• Task directions
What lines below contain the string "down"? List them all.
Entries supplied below:
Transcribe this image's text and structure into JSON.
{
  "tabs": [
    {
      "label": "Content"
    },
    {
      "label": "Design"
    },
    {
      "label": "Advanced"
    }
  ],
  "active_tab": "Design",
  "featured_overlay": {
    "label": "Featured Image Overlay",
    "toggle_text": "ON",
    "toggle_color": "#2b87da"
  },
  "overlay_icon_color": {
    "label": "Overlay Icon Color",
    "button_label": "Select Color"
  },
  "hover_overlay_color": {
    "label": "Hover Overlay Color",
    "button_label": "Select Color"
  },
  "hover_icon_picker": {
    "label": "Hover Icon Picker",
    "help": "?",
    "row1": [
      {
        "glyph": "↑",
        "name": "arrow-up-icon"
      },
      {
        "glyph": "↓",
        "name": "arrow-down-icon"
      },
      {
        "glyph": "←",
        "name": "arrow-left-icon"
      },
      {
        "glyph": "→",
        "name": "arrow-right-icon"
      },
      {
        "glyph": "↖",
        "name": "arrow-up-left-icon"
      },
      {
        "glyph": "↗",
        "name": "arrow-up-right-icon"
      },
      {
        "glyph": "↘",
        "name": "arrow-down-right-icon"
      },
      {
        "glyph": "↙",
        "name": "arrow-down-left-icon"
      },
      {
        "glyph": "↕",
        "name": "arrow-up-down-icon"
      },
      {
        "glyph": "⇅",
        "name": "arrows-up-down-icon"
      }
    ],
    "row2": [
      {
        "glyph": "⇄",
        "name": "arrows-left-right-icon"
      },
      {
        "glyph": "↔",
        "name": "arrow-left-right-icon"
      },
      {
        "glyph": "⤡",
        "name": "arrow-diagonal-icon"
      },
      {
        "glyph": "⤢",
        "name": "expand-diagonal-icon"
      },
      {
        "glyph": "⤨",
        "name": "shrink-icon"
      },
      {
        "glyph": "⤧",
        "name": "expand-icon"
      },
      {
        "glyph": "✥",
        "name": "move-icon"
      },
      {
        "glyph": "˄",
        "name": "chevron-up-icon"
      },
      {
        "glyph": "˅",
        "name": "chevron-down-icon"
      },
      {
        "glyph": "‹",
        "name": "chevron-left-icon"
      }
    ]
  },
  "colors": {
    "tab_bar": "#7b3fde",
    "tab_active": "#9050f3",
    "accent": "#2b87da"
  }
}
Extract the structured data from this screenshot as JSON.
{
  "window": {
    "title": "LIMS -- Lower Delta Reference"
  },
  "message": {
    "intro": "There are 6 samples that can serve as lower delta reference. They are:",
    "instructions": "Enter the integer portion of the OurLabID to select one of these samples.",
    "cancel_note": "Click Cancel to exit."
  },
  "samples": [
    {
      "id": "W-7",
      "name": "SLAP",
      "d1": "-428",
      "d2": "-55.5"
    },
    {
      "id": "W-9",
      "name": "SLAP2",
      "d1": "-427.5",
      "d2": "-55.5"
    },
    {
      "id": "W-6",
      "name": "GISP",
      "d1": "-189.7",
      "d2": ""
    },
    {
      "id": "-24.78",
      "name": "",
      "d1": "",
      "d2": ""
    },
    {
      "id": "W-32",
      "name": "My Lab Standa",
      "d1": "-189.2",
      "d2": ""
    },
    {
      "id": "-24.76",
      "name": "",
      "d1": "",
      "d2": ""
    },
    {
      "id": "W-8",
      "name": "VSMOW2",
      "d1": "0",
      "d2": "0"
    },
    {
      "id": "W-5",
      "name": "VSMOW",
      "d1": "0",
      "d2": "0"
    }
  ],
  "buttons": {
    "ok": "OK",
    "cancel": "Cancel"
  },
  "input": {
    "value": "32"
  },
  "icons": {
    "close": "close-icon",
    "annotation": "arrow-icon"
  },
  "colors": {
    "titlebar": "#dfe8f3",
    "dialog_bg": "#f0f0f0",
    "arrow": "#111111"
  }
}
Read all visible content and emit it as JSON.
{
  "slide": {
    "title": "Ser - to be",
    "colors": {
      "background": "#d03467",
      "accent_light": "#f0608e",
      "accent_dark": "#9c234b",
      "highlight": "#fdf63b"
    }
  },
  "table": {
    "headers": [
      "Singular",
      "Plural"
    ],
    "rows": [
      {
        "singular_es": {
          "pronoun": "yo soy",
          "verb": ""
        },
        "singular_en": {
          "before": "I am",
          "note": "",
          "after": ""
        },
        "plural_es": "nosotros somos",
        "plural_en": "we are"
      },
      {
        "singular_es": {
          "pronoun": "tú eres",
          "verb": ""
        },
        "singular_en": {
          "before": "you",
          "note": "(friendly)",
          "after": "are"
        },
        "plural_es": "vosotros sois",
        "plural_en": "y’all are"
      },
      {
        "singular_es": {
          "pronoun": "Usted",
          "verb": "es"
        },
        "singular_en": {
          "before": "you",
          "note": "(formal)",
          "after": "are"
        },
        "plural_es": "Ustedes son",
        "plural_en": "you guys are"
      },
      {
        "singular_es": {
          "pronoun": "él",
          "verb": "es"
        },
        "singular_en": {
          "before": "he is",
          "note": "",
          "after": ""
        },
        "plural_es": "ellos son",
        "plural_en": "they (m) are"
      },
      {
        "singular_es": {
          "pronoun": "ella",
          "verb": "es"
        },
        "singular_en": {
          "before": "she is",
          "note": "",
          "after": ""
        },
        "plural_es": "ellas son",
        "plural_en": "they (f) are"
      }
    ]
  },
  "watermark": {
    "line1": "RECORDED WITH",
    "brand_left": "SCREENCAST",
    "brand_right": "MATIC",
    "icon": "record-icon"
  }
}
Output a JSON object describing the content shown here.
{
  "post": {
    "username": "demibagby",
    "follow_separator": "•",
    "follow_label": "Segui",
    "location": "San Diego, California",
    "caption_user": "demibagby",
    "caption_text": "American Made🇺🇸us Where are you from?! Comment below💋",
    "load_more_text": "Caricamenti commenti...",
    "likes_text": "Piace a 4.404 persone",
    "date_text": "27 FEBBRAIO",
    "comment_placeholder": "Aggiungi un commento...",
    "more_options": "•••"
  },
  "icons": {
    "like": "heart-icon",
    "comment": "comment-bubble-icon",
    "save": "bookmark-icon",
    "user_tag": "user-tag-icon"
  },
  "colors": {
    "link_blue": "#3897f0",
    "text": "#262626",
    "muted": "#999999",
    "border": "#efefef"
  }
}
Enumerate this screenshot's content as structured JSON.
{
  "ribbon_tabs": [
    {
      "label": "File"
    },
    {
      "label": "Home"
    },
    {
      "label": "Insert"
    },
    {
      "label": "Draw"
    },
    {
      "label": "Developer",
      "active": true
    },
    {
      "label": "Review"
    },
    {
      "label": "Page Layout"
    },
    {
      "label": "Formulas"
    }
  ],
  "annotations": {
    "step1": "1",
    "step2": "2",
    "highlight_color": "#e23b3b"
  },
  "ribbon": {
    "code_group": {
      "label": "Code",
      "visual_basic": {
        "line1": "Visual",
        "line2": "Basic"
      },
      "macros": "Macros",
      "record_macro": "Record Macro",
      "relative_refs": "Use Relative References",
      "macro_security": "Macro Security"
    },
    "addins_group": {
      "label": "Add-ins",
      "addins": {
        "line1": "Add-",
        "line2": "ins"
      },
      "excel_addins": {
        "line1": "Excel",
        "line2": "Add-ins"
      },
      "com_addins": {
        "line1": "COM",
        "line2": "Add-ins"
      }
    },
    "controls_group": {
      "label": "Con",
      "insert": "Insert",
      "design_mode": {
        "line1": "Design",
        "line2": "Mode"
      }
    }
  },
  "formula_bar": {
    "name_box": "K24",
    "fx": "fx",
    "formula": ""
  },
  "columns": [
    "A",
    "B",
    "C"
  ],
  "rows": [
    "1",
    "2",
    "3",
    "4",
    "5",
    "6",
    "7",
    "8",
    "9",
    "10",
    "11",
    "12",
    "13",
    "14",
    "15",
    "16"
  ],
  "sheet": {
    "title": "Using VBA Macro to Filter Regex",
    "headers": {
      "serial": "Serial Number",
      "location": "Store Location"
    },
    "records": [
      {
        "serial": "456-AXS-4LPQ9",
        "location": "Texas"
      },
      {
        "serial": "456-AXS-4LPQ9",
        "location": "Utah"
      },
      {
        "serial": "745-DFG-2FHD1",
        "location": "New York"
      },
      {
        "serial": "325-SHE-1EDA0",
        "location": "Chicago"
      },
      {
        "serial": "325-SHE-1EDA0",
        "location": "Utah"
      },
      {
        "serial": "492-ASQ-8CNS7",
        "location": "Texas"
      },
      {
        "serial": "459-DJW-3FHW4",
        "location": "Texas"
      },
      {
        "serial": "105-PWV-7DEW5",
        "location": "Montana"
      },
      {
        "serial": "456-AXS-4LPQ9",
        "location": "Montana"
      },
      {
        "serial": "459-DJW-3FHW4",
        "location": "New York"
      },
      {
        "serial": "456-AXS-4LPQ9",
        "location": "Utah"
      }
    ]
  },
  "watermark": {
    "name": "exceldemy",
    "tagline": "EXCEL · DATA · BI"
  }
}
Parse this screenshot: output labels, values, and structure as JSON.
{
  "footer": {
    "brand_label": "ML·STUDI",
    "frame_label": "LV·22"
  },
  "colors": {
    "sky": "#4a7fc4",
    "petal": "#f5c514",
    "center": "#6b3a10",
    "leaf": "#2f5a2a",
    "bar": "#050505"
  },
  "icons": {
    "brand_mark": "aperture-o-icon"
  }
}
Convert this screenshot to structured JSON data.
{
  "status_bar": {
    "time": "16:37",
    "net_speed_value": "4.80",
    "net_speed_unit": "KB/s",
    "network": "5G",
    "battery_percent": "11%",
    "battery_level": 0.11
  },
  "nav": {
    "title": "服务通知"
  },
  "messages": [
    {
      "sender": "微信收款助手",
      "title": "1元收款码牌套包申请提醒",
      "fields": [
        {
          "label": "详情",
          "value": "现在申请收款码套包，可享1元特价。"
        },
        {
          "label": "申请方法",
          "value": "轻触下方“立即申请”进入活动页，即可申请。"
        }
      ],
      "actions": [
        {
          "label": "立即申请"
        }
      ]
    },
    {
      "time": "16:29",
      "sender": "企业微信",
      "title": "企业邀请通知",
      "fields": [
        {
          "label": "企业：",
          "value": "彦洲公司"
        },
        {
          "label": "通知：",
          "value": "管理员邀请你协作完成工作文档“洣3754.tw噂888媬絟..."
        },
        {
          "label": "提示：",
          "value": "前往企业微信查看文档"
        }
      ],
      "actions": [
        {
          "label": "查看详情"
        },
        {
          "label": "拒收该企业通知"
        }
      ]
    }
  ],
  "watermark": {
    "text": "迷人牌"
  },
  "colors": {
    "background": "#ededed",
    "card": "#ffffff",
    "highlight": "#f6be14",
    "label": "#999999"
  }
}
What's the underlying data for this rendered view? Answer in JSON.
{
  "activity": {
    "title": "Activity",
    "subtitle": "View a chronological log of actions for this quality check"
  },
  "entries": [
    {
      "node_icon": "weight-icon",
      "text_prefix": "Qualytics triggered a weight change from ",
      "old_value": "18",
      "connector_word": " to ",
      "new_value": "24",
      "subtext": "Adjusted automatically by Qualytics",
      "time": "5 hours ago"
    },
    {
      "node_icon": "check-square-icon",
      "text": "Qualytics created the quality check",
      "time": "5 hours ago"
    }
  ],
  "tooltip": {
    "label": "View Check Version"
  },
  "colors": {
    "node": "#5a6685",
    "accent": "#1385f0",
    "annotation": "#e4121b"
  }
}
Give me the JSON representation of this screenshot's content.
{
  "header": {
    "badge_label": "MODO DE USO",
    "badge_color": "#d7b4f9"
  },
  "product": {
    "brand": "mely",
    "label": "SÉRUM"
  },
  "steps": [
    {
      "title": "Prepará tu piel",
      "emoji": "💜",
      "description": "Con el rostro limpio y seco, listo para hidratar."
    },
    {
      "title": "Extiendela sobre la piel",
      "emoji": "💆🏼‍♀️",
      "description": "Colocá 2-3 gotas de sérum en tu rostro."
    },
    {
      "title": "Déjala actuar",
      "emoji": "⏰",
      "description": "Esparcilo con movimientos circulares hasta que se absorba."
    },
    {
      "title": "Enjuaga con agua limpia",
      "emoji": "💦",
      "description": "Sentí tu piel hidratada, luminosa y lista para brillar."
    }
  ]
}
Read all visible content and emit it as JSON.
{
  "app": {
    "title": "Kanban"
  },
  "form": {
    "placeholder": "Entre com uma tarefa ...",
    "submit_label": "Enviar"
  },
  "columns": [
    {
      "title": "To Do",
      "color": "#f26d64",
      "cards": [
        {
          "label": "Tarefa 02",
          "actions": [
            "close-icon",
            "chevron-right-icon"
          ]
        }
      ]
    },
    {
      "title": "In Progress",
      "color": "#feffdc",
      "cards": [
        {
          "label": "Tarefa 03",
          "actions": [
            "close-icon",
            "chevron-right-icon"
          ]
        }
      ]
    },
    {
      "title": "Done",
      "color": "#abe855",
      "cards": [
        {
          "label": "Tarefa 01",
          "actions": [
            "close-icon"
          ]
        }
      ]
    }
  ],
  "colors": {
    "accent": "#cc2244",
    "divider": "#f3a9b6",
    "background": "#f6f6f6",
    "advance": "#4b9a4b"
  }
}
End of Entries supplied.
• Result of this exercise
        "name": "arrow-down-icon"
        "name": "arrow-down-right-icon"
        "name": "arrow-down-left-icon"
        "name": "arrow-up-down-icon"
        "name": "arrows-up-down-icon"
        "name": "chevron-down-icon"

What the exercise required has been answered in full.